there than in LA or Dallas or Corydon. (I made that up;
there is no Corydon.) [Interviewer's note: The interviewer
is from Corydon.]
Finally, the real truth: When you’re a fiction writer, you
can claim Broadway crosses Second Avenue and most readers
either won’t know or won’t bother to care about it. Those
that do will publicize your book with their rants about
I especially enjoy making up “truth” in psychiatry when I’m
writing fiction. Anything you say about the field or the
practitioners has been or will be true. A Park Avenue shrink
who treats psychoses by spraying patients with horse dung? Uh,
sure, I suppose it’s happened, or will.
MA: One final question: Your Bruck book is a print-on-demand
publication.

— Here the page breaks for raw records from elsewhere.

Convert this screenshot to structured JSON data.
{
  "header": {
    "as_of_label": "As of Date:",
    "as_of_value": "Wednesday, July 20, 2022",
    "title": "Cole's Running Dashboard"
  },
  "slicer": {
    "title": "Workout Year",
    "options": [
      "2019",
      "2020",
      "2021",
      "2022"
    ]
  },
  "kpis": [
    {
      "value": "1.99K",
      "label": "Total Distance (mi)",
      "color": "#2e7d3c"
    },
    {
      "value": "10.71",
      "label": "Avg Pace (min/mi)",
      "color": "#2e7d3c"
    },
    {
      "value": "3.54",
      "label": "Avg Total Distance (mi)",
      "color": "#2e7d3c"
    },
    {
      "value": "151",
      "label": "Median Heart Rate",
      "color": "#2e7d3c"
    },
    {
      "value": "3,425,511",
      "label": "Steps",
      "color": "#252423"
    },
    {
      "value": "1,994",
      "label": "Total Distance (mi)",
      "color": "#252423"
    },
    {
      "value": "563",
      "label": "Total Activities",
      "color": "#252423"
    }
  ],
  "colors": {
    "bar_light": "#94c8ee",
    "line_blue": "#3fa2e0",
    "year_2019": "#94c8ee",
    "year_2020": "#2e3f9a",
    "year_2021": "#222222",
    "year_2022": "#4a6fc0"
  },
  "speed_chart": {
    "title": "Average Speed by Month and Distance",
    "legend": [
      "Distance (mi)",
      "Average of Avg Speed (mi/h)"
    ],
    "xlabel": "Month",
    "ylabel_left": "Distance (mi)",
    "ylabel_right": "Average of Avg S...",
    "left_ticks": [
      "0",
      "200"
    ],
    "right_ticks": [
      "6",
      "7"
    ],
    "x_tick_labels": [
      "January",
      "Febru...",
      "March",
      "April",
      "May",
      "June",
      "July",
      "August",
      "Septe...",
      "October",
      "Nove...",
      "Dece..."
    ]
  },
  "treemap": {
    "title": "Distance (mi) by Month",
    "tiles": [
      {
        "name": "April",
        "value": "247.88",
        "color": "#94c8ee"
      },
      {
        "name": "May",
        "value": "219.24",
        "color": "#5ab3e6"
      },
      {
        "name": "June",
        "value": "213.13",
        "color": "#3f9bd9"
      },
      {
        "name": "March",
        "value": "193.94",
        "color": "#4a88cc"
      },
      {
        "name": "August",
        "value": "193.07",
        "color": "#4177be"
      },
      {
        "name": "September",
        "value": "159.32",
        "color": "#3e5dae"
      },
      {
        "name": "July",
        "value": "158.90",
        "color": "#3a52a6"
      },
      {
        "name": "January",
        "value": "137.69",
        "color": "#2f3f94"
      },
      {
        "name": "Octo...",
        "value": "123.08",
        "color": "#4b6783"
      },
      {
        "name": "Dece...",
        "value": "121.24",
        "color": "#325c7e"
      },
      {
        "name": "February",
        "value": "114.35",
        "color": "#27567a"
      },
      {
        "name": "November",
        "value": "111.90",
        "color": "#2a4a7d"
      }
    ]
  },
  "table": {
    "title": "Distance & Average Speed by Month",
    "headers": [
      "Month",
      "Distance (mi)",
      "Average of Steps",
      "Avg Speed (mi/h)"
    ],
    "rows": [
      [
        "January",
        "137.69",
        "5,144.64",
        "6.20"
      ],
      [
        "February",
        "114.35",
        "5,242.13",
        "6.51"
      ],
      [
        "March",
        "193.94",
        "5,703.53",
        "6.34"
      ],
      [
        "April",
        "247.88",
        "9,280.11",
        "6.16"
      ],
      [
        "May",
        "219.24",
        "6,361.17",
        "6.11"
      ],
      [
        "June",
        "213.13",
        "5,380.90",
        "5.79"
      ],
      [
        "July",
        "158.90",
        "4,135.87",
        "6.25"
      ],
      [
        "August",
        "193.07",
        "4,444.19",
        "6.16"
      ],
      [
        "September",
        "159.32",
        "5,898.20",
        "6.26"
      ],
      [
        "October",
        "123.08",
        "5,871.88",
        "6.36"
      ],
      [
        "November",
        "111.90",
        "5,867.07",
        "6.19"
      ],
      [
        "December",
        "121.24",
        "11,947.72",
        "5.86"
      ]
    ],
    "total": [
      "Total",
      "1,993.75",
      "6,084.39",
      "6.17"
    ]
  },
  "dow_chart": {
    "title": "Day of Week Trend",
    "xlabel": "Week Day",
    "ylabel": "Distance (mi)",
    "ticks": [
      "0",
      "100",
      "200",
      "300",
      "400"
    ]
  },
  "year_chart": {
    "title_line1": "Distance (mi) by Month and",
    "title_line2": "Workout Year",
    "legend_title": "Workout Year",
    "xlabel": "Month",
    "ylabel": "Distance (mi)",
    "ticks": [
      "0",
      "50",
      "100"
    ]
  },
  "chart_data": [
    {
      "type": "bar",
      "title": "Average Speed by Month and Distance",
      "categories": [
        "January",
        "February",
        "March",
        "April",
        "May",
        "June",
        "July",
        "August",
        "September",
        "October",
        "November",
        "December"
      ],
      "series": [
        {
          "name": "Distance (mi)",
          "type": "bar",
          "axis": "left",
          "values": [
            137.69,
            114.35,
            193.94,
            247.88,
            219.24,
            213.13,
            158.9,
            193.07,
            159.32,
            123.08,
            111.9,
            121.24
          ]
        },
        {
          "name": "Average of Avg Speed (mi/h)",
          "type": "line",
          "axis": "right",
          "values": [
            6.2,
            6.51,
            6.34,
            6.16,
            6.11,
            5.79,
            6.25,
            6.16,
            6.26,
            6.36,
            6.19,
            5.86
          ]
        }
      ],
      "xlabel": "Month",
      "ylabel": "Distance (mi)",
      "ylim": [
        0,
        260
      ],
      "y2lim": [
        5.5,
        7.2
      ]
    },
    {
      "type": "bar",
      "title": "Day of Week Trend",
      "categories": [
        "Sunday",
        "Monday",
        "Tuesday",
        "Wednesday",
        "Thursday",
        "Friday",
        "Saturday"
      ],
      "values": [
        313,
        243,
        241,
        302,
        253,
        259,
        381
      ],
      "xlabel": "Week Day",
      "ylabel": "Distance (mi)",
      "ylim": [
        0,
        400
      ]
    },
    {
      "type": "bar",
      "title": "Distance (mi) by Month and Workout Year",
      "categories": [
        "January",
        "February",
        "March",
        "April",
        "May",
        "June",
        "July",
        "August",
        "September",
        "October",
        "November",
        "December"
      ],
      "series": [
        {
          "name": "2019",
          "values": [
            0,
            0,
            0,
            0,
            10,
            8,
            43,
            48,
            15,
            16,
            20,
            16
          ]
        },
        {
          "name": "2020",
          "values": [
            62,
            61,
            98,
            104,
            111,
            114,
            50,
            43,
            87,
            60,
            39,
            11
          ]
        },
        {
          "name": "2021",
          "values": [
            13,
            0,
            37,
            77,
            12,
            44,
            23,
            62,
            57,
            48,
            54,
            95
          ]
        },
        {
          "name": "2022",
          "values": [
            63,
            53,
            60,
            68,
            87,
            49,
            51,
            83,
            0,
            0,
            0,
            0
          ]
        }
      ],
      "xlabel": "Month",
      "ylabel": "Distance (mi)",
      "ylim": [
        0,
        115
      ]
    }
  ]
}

What does this technology mean to authors?
ILES: As I see it, only good. The production values–cover
color, quality of cover and inside paper, price, readability
of print–are the same or better. So to readers, everything
To book distributors and bookstores, everything is probably
better than fine. They don’t have to carry large stocks of
books that take up expensive space and that cost an arm and
a leg to ship. “Shipping” is done pretty much
electronically. Just think how quickly the online
booksellers will take unto their bosom the idea of printing
on demand. Well, yeah, Amazon is actually a word meaning
without a breast, but….
“Ah,” you say, “but will Mr or Miz (I hate that so-called
word, and women should, too. It sounds like short for
‘miserable’) Ordinary Book Buyer want to wait for a
book–won’t they just buy one that’s on the shelf and be on
their way?” Ah, I say, it ain’t the way you paint it.
First, print-on-demand books can now be shipped to the
retail stores in a matter of days from a warehouse that
prints books on demand. We wait that long now for the books
Second, the day is coming when the books will be printed at
the bookstore in about 15 minutes. It’ll be like ordering a
decaff latte, whipped cream, no cinnamon. Large. In a
Third, unless you are a blockbuster author, the chances of
your book being on every store’s shelves all the time are
nil. But with POD, books by new authors and from small
publishers as well as books by big-time authors and from
huge publishers will be “on” most stores’ shelves “all” the
time, in the sense that the books can be printed and a
quality cover can be glued on in about 15 minutes.
Fourth, small publishers and new authors probably will have
a better chance of reaching their particular readers. Right
now, only big publishers are making respectable profits, and
their operations are so expensive they don’t want to gear up
for Jack Nobody’s book about insect fossils at the South
Pole. Small publishers who do POD can afford to publish
books like that.
Fifth, forget everything I said for a couple of years. If it
turns out I was right–that POD books have a significant
(10-30%) and growing fraction of the market–erect a statue
to me, bow down and send money. If it turns out I was wrong,
well, it’s the fault of all the people who don’t like me
and gummed up the works on purpose.
MA: Whether or not one likes Mr. Iles (and the interviewer
confesses that one does like him, in spite of his attitude
toward the chattel-neutral term, “Ms.”, which was standard
business usage long before the ’60’s backlash demonized it)
–whether or not, the interviewer repeats, one likes Robert
Iles, one has to admit he spins one hell of a yarn.
If Bob were around today, he would love it if I signed this:
A WRITING PROMPT FOR YOU: Interview a friend.